■ Your objective
Wherever "value" appears in the records below, copy the line that holds it.

■ Information supplied
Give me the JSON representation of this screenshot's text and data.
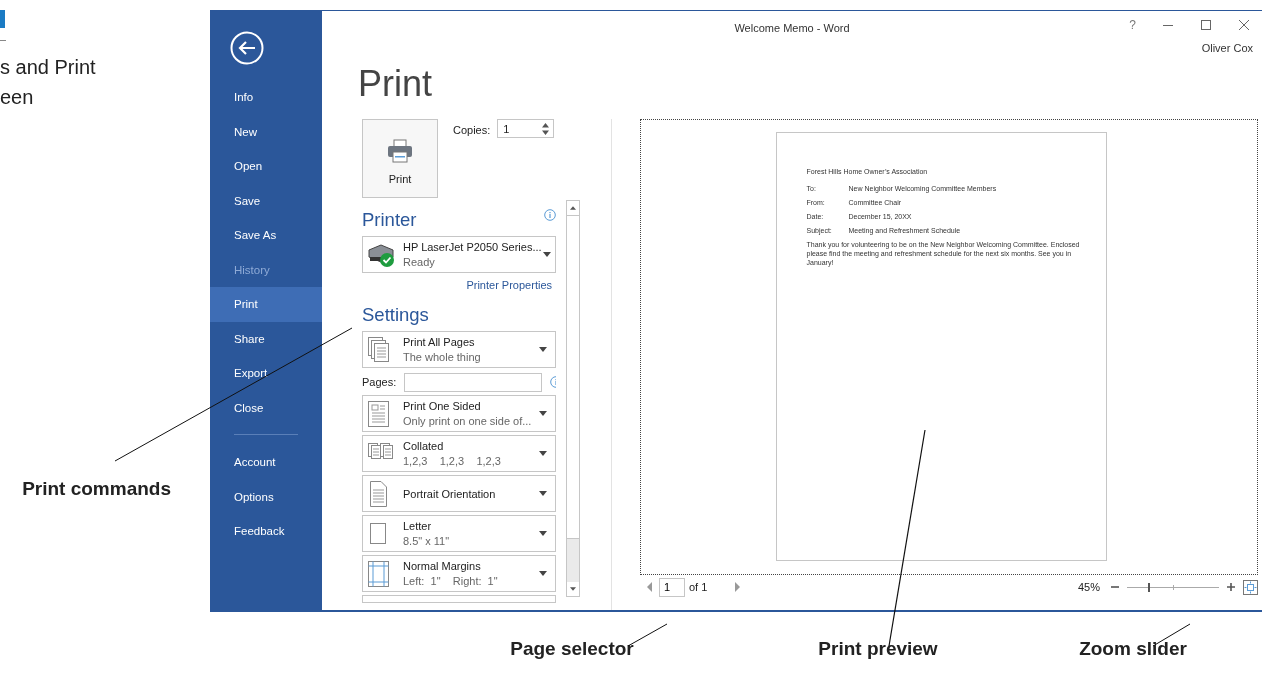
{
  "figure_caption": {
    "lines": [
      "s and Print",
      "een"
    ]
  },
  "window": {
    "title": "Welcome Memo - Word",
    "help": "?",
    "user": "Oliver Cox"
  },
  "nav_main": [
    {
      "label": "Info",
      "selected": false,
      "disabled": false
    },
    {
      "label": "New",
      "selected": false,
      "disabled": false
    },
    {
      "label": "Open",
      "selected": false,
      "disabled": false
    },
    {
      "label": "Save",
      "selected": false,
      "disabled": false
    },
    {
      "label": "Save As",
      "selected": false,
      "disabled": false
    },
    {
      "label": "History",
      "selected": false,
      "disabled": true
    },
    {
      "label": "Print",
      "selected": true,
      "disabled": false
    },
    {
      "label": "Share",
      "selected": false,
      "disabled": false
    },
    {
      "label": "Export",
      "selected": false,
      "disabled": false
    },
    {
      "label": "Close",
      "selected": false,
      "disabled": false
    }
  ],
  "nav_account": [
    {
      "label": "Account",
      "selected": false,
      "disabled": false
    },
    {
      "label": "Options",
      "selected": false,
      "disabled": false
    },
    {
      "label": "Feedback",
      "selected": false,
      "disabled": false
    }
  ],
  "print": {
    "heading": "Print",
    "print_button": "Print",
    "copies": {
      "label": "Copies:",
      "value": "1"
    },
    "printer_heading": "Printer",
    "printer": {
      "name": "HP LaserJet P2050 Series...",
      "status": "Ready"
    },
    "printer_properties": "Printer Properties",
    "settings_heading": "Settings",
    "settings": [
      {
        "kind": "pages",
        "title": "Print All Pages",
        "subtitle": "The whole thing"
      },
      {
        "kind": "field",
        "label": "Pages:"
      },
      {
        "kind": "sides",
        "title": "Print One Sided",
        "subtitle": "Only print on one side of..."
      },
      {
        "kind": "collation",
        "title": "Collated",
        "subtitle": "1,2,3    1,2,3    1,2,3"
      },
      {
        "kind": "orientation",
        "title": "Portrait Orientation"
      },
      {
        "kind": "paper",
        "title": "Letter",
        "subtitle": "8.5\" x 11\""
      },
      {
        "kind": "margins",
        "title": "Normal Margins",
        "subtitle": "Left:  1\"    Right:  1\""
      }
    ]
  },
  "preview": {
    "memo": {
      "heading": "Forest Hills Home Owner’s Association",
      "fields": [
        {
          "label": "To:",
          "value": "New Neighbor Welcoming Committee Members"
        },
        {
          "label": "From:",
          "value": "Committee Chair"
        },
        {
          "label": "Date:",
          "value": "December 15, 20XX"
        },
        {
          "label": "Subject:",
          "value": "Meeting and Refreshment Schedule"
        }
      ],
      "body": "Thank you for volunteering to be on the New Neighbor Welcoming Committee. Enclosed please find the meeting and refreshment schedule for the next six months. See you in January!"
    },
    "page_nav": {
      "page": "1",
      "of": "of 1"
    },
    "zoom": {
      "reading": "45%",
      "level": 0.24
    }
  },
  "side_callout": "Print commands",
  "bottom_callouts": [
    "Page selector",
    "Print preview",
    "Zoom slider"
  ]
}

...

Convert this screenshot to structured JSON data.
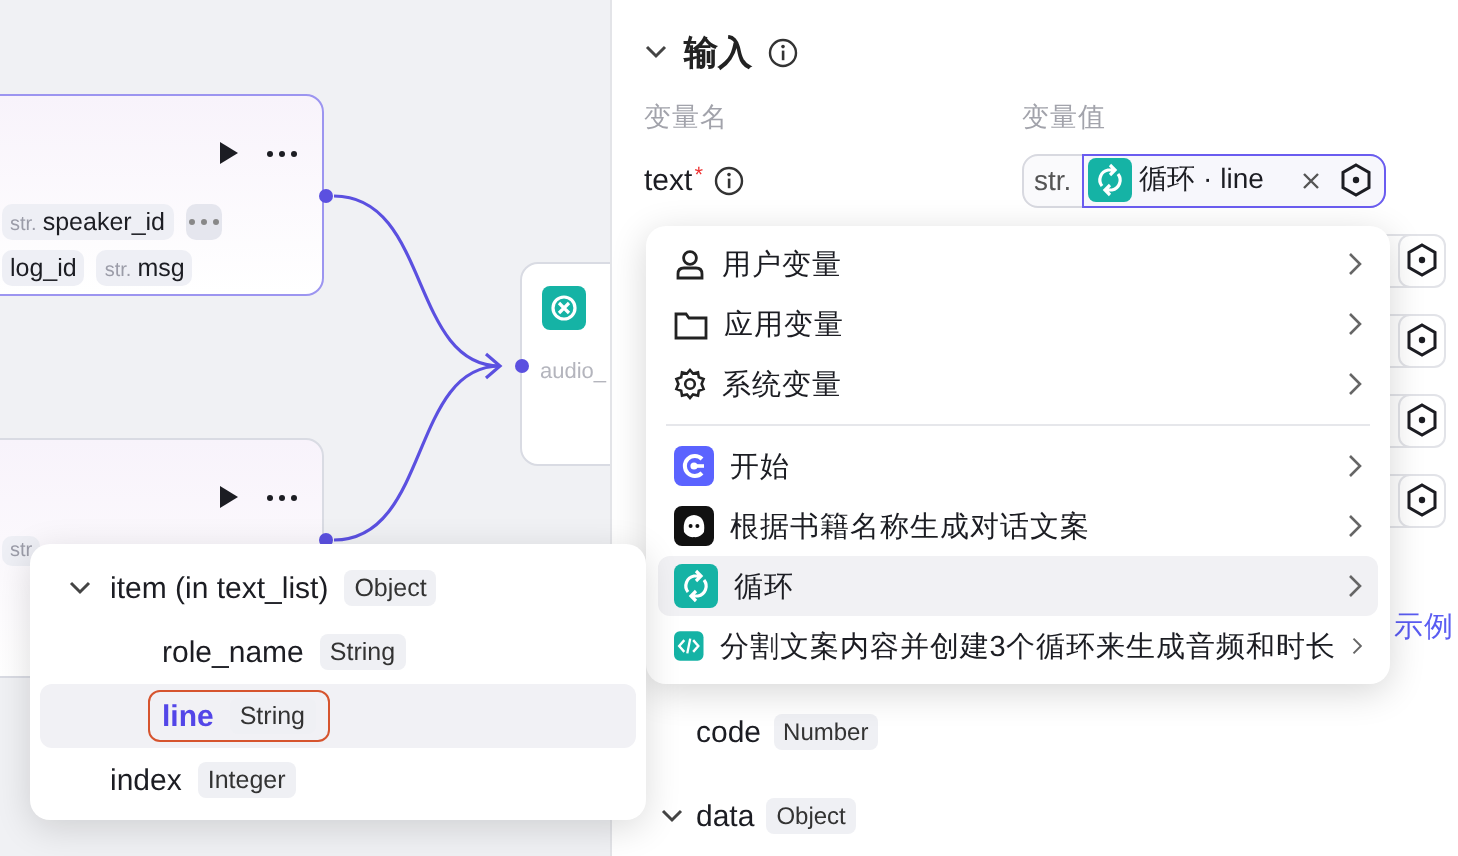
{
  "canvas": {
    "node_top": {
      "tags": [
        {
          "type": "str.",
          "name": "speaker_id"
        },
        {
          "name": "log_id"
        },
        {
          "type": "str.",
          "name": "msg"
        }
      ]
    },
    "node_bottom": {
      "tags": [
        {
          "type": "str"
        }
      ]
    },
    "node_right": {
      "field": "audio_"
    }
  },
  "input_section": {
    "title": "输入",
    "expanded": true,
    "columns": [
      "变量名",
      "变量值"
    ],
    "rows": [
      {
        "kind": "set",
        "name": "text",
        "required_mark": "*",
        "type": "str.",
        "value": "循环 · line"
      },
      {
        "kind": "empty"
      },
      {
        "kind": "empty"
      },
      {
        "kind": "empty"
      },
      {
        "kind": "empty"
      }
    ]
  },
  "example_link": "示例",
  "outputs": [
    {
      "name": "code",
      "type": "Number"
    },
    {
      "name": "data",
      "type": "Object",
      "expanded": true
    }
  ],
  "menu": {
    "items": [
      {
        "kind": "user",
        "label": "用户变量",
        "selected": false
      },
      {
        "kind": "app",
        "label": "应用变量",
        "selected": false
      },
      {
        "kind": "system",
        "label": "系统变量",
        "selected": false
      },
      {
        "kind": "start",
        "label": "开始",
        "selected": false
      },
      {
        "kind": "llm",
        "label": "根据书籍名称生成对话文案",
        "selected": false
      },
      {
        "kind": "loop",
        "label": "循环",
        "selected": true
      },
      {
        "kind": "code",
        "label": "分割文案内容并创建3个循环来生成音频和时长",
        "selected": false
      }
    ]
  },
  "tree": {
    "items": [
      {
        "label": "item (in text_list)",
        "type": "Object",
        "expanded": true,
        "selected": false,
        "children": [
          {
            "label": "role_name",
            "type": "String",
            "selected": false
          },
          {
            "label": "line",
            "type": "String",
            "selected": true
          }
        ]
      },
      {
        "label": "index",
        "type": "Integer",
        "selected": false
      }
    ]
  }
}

■ Exercise response
      "value": "1"
          "value": "New Neighbor Welcoming Committee Members"
          "value": "Committee Chair"
          "value": "December 15, 20XX"
          "value": "Meeting and Refreshment Schedule"
        "value": "循环 · line"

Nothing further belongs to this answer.